## Exercise description
The expected output is every entry, copied exactly.

## Information supplied
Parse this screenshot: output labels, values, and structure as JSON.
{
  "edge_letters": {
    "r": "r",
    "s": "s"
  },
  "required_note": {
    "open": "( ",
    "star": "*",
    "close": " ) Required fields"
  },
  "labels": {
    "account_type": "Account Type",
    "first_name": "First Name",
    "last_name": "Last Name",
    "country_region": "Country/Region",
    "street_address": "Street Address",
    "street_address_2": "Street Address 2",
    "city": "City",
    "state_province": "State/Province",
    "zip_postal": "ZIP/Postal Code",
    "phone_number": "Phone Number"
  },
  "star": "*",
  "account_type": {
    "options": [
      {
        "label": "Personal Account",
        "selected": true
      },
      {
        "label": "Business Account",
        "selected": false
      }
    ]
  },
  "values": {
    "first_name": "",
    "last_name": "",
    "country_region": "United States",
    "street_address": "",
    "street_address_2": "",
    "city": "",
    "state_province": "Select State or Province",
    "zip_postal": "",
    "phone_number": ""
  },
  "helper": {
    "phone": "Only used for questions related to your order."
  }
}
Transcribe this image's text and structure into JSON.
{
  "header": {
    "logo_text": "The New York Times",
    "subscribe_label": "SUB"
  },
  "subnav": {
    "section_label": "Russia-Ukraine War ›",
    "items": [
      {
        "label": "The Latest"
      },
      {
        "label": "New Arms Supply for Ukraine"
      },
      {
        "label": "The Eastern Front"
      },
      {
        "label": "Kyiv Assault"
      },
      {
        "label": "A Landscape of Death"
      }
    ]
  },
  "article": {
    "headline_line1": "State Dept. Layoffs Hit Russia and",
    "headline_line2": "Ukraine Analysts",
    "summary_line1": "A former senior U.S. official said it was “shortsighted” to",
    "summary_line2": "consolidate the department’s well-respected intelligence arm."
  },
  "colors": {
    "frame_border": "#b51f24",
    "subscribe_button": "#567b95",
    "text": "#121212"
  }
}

## Exercise result
Parse this screenshot: output labels, values, and structure as JSON.
{
  "edge_letters": {
    "r": "r",
    "s": "s"
  },
  "required_note": {
    "open": "( ",
    "star": "*",
    "close": " ) Required fields"
  },
  "labels": {
    "account_type": "Account Type",
    "first_name": "First Name",
    "last_name": "Last Name",
    "country_region": "Country/Region",
    "street_address": "Street Address",
    "street_address_2": "Street Address 2",
    "city": "City",
    "state_province": "State/Province",
    "zip_postal": "ZIP/Postal Code",
    "phone_number": "Phone Number"
  },
  "star": "*",
  "account_type": {
    "options": [
      {
        "label": "Personal Account",
        "selected": true
      },
      {
        "label": "Business Account",
        "selected": false
      }
    ]
  },
  "values": {
    "first_name": "",
    "last_name": "",
    "country_region": "United States",
    "street_address": "",
    "street_address_2": "",
    "city": "",
    "state_province": "Select State or Province",
    "zip_postal": "",
    "phone_number": ""
  },
  "helper": {
    "phone": "Only used for questions related to your order."
  }
}
Transcribe this image's text and structure into JSON.
{
  "header": {
    "logo_text": "The New York Times",
    "subscribe_label": "SUB"
  },
  "subnav": {
    "section_label": "Russia-Ukraine War ›",
    "items": [
      {
        "label": "The Latest"
      },
      {
        "label": "New Arms Supply for Ukraine"
      },
      {
        "label": "The Eastern Front"
      },
      {
        "label": "Kyiv Assault"
      },
      {
        "label": "A Landscape of Death"
      }
    ]
  },
  "article": {
    "headline_line1": "State Dept. Layoffs Hit Russia and",
    "headline_line2": "Ukraine Analysts",
    "summary_line1": "A former senior U.S. official said it was “shortsighted” to",
    "summary_line2": "consolidate the department’s well-respected intelligence arm."
  },
  "colors": {
    "frame_border": "#b51f24",
    "subscribe_button": "#567b95",
    "text": "#121212"
  }
}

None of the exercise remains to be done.